This summer, I have had reason to notice art in a few unlikely places around town: at the local hospitals.
Member artist at McGuffey Art Center, Lindsey Oberg, had new mixed media works on display at Martha Jefferson Hospital in June. “In the Country” by Richard Bednar and “Sightings,” a collection of photographs by Frank Feigert have been featured in the Main Hospital lobby of the UVA Medical Center for the summer months as well. In addition to the featured shows, there is also a surprising amount of artwork on permanent display there.
There was a time when hospitals were crisp, clean, immaculately sterilized, and notorious for “that hospital smell.” Nowadays, it seems that ideas in medicine are changing. Aesthetics are upheld more frequently, and there is a higher appreciation for the impact of our surroundings on our psyche and mental well-being.
There are several examples in art therapy practices where the experience of beauty and positive interactions are used to aid traditional medicine. Recently, several window washers visited Penn State Hershey Children’s Hospital as superheros, bringing smiles and joy to the patients. The UVA medical center also has a group of “clowns” that volunteer on a weekly basis. “Compassionate Clowning” is meant to provide comfort and emotional support to patients and family by creating an environment that alleviates anxiety and stress. There was even a recent study in which it was found that patients undergoing surgery while music is played remain calmer and cope better during their recovery compared to patients who are operated on in silence.

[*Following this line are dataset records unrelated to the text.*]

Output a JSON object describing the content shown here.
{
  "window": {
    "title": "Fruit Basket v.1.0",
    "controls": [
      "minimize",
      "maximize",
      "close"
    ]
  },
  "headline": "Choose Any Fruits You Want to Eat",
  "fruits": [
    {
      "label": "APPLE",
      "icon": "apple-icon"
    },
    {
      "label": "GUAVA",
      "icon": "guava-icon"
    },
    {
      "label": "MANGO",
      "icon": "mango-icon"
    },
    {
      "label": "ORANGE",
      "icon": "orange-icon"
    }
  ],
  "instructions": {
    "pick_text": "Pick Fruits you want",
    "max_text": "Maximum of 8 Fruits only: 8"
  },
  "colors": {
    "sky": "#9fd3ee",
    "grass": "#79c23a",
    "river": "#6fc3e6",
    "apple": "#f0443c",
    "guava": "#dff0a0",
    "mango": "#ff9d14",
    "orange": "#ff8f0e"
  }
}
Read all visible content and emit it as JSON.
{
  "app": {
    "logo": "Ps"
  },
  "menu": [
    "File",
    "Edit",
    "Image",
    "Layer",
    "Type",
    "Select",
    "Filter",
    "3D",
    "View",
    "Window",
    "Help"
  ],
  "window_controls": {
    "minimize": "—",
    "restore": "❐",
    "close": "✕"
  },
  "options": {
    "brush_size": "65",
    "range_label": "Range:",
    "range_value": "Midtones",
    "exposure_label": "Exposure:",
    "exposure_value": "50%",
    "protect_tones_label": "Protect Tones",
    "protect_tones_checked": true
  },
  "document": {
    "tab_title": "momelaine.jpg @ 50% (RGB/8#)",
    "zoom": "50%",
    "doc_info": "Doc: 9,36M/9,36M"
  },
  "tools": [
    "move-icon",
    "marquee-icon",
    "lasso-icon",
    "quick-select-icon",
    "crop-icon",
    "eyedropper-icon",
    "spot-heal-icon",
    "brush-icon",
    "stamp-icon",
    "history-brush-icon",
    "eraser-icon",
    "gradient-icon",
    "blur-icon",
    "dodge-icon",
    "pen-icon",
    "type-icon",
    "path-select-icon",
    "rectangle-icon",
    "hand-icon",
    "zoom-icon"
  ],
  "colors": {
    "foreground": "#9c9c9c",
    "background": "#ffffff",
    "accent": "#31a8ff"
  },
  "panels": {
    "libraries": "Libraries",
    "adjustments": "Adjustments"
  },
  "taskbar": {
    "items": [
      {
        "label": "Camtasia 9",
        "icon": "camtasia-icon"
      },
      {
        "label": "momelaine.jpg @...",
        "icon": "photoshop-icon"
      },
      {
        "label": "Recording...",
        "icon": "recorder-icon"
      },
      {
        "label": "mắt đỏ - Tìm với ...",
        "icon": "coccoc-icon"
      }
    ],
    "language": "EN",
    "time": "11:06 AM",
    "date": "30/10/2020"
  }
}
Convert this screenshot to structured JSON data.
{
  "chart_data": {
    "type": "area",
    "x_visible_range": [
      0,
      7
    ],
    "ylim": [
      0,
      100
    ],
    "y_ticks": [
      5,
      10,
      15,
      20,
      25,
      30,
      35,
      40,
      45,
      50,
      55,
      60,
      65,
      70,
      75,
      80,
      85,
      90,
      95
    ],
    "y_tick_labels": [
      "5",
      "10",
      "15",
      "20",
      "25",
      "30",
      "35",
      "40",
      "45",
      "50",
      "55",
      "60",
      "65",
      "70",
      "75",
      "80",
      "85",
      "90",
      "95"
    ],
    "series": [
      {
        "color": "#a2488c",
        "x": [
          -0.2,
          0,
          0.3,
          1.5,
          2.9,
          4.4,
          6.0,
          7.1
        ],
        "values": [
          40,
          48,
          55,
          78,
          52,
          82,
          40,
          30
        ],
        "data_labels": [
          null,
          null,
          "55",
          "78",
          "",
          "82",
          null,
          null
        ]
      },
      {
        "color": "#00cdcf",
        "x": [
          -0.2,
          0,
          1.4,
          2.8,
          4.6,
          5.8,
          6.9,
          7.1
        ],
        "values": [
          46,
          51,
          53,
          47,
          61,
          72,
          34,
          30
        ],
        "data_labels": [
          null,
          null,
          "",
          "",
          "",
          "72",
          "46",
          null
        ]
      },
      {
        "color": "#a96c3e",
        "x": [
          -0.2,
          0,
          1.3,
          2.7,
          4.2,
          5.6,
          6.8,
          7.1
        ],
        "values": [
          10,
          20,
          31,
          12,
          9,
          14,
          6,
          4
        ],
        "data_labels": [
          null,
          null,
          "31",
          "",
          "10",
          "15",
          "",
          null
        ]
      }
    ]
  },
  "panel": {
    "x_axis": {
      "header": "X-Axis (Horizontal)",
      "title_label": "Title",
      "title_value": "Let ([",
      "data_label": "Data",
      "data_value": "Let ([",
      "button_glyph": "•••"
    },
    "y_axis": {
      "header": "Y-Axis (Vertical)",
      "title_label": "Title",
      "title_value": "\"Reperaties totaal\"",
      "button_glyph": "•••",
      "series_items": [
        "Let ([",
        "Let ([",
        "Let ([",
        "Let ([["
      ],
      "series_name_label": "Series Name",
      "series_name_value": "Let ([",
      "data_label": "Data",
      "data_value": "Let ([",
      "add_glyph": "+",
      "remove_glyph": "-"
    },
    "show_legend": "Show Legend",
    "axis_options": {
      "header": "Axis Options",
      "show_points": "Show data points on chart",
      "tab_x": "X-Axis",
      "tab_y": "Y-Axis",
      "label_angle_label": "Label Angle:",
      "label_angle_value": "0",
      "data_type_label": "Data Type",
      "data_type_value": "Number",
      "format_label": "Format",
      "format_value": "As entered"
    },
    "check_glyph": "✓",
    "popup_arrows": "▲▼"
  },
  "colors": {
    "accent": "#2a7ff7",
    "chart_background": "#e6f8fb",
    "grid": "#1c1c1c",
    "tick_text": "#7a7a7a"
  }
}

It might be easy to conclude that showing art in a medical setting may have similar effects. The previous example of window washer heroes bears resemblances to happenings from the 1980′s. Art is a very broad medium of expression, and through the very crafting process itself, it can showcase, embrace or entice a huge array of emotions.
So why is it that much of the art on display at the hospitals feels like an afterthought? Obviously, our taxpayers may not want to feel as though their money is being used to fund art as opposed to medical research. However the timid patchwork curation which currently inhabits the hospital halls is a far cry from what it could be.
Even considering that as a state funded institution and hospital which must be largely non-confrontational, much of the work on display seems like an apology. Prints are stuck behind glass and unobtrusively hung behind counters. The primary display wall at the UVA medical center is a small patch of gray, hugging a corner at the entrance to the cafeteria. Here and there we find permanent pieces, a bust of Thomas Jefferson by a pillar, a large oil painting of a landscape by Tom Tartaglino adorning the wall space across from the President’s office (the only piece on the ever extending wall of a long hallway.) Some pieces are hung in honor of donors or patients. But none seem to be placed with intent, pride, or any semblance of a flourish.
It is unfortunate since so much of the work has obviously been chosen with care by some unknown person at the hospital. The paintings and sculptures are beautifully crafted. Each brushstroke vibrates with individuality. The bronze castings of heads stare thoughtfully, it is as if the artwork is begging to suddenly become more significant.
Art can, of course, be thought of as just another pretty thing to look at or to cover walls, but it doesn’t have to be that way. In the play of light and form, stories can be told, memories drawn out, dare I say, wounds could be healed.
~Rose Guterbock and Aaron MIller